The new MOT test changes: Here is what you need to know
17 October 2018
/ Motasoft Administrator
The year was 1960 – Chubby Checker and the Twist are the years hottest dance craze, Cliff Richard is every teenage girls pop star bedroom wall pin up, Australian Jack Brabham won his second Formula One World Championship, and the debut episode of Coronation Street hit our TV screens for the first time.
This was also the year that the MOT test was introduced. The test was originally a basic test including brakes, lights and steering check which was to be carried out after the vehicle was ten years old and every year thereafter.
Almost sixty years on, there have been many changes to the test. The latest changes will take effect from this May 20th 2018, which will be bringing the MOT test up to date with new new defect types and stricter rules for diesel car emissions.
So what exactly is changing?
Defects will be categorised differently
Defects will be classed as dangerous, major and minor to protect people from unsafe vehicles. Advisories (items you need to monitor) will also still feature. Dangerous and Major defects are failures on the MOT test. The Minor category is a pass but would still require you to look at the failure and to get it repaired to prevent it becoming a major or possibly dangerous by the next MOT a year later.

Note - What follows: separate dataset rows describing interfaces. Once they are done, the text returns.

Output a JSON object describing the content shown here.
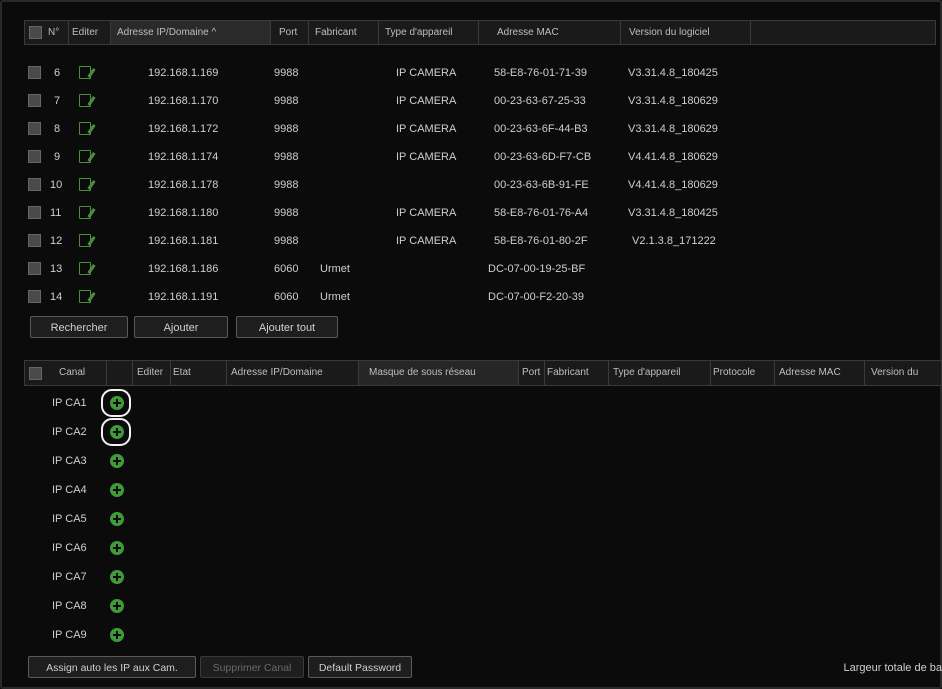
{
  "top_table": {
    "headers": [
      "N°",
      "Editer",
      "Adresse IP/Domaine ^",
      "Port",
      "Fabricant",
      "Type d'appareil",
      "Adresse MAC",
      "Version du logiciel"
    ],
    "rows": [
      {
        "n": "6",
        "ip": "192.168.1.169",
        "port": "9988",
        "fab": "",
        "type": "IP CAMERA",
        "mac": "58-E8-76-01-71-39",
        "ver": "V3.31.4.8_180425"
      },
      {
        "n": "7",
        "ip": "192.168.1.170",
        "port": "9988",
        "fab": "",
        "type": "IP CAMERA",
        "mac": "00-23-63-67-25-33",
        "ver": "V3.31.4.8_180629"
      },
      {
        "n": "8",
        "ip": "192.168.1.172",
        "port": "9988",
        "fab": "",
        "type": "IP CAMERA",
        "mac": "00-23-63-6F-44-B3",
        "ver": "V3.31.4.8_180629"
      },
      {
        "n": "9",
        "ip": "192.168.1.174",
        "port": "9988",
        "fab": "",
        "type": "IP CAMERA",
        "mac": "00-23-63-6D-F7-CB",
        "ver": "V4.41.4.8_180629"
      },
      {
        "n": "10",
        "ip": "192.168.1.178",
        "port": "9988",
        "fab": "",
        "type": "",
        "mac": "00-23-63-6B-91-FE",
        "ver": "V4.41.4.8_180629"
      },
      {
        "n": "11",
        "ip": "192.168.1.180",
        "port": "9988",
        "fab": "",
        "type": "IP CAMERA",
        "mac": "58-E8-76-01-76-A4",
        "ver": "V3.31.4.8_180425"
      },
      {
        "n": "12",
        "ip": "192.168.1.181",
        "port": "9988",
        "fab": "",
        "type": "IP CAMERA",
        "mac": "58-E8-76-01-80-2F",
        "ver": "V2.1.3.8_171222"
      },
      {
        "n": "13",
        "ip": "192.168.1.186",
        "port": "6060",
        "fab": "Urmet",
        "type": "",
        "mac": "DC-07-00-19-25-BF",
        "ver": ""
      },
      {
        "n": "14",
        "ip": "192.168.1.191",
        "port": "6060",
        "fab": "Urmet",
        "type": "",
        "mac": "DC-07-00-F2-20-39",
        "ver": ""
      }
    ]
  },
  "buttons": {
    "search": "Rechercher",
    "add": "Ajouter",
    "add_all": "Ajouter tout"
  },
  "bottom_table": {
    "headers": [
      "Canal",
      "",
      "Editer",
      "Etat",
      "Adresse IP/Domaine",
      "Masque de sous réseau",
      "Port",
      "Fabricant",
      "Type d'appareil",
      "Protocole",
      "Adresse MAC",
      "Version du"
    ],
    "channels": [
      "IP CA1",
      "IP CA2",
      "IP CA3",
      "IP CA4",
      "IP CA5",
      "IP CA6",
      "IP CA7",
      "IP CA8",
      "IP CA9"
    ]
  },
  "bottom_buttons": {
    "assign": "Assign auto les IP aux Cam.",
    "delete": "Supprimer Canal",
    "default": "Default Password"
  },
  "footer": {
    "bandwidth": "Largeur totale de ba"
  },
  "colors": {
    "accent": "#3f9a3a",
    "background": "#0b0b0b"
  }
}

Dangerous = A direct and immediate risk to road safety or has a serious impact on the environment. Do not drive until repaired
Major = It may affect the vehicles safety, put other road users at risk or have an impact on the environment. Should be repaired as soon as possible
Minor = No Significant effect on the safety of the vehicle or impact on the environment
Advisory = It could become serious in future. Monitor and repair if necessary
Pass = Meets minimum legal standards
Tighter limits for smoke on diesel vehicles to help improve air quality
Do you own a diesel car?
If so, this new rule change will definitely be one of interest to you. There will be stricter limits for emissions from diesel cars with a DPF (diesel particulate filter) . If the MOT tester finds smoke coming from the exhaust or that the DPF has been tampered with this will result with a major fault defect on your certificate.
Totally new checks
There is also some new items that will be tested during your MOT, including:
If your brake fluid has been contaminated
For fluid leaks posing an environmental risk
Reversing lights on vehicles first used from September 2009
Daytime running lights on vehicles first used from March 2018 (most of these will not have their first MOT till 2021)
The MOT certificate also gets a make-over
The new changes not just see an overhaul of changes to the test itself, but this is also includes an update to your certificate.
It will be much more clearer and list the defects under the new categories, so they are clear and easier to understand.
Vehicles that are more than 40 years old will no longer need to take the test (unless substantially changed)
Vehicles which are more than 40 years old and have not been substantially changed will be exempt from the MOT test. You won’t have to apply to stop getting an MOT for your vehicle.
Got any questions about your MOT or would like to book your vehicle in?
Call us on 01323 769233 or email firstname.lastname@example.org and speak to our friendly team today!
Our MOT station is based in Westham, East Sussex, you can find out more about our MOTs here.